Across the state, staffing shortages have been ubiquitous. “In Viroqua we’re not even open seven days a week — we’re closed mid-week, and that’s purely because of staffing,” Semanchin says.
Buchholz and Dixon both require employees to have the COVID-19 vaccine. At Odd Duck, Buchholz began asking customers to show proof of vaccination with the omicron surge.
“We couldn’t afford to stay closed and pay our people,” Buchholz says, but she saw a vaccine requirement for customers as a way to keep employees safer. The restaurant closed after this past weekend for a move to a new location in Milwaukee’s Third Ward neighborhood, with plans to reopen in May.
Short-term aid, long-term support
The unexpected surge as the year turned underscored one priority for the industry: replenishing the federal fund to help establishments make up for the losses that have been buffeting them through the course of the pandemic.
The Restaurant Revitalization Fund, an aid program that was part of the American Rescue Plan Act enacted last year, was quickly drained in the crush of early applications.

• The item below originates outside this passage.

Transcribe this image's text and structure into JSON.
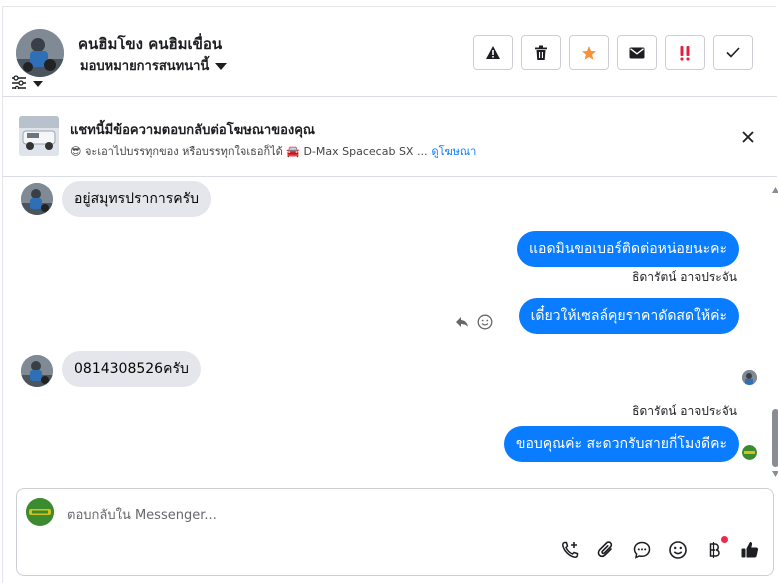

Shawn Phetteplace, midwestern regional manager for Main Street Alliance, a small business advocacy group that includes a number of independent restaurants among its members, says the organization is watching negotiations in Washington on legislation that could replenish the fund.
Expanding vaccination can relieve customers’ fears about going out in public and potentially being exposed to the virus, while also helping to address staffing shortages, he adds.
Francesca Hong, who is a state representative for Madison as well as a chef and co-owner of Morris Ramen, says the increase in COVID cases in December reinforced principles she has embraced for government-funded paid leave and medical programs.
Many smaller restaurants have margins too small to cover those benefits themselves, and recent inflation driven by continued shortages has driven up their costs, Hong says. But providing workers with adequate pay and support is essential to ensure the jobs are sustainable, she argues.
Toward the end of December her restaurant experienced its first positive COVID-19 case and closed for a week to reduce the risk of spread. “It’s a hazardous job, so we knew we needed to take care of the staff that we had,” Hong says. The experience “enforced that health care is absolutely a right.”
That sort of support can “level the playing field for operators who really do care about the well being of their employees as a means to be able to succeed in this industry,” Hong says. Investing in workers can help sustain the industry, she adds “But they cannot just fall on the employers to raise wages, when we have costs going up that are out of control.”
Omicron punched the hospitality industry just when things were getting better was originally published by the Wisconsin Examiner.
2 thoughts on “Omicron Has Hurt Area Restaurants”
For the anti-vaxers who believe your choice has no impact on others; you are wrong! Besides infecting people who are immuno-compromised, you are also hurting local restaurants.
Please don’t blame unvaccinated people for spreading COVID. The vaccinated are contracting and spreading COVID as well as the unvaccinated. Some vaccinated people have contracted COVID twice. Colin Powell was fully vaccinated when he contracted COVID and died.
The most effective and least invasive way to end this COVID pandemic is with an N95 mask mandate.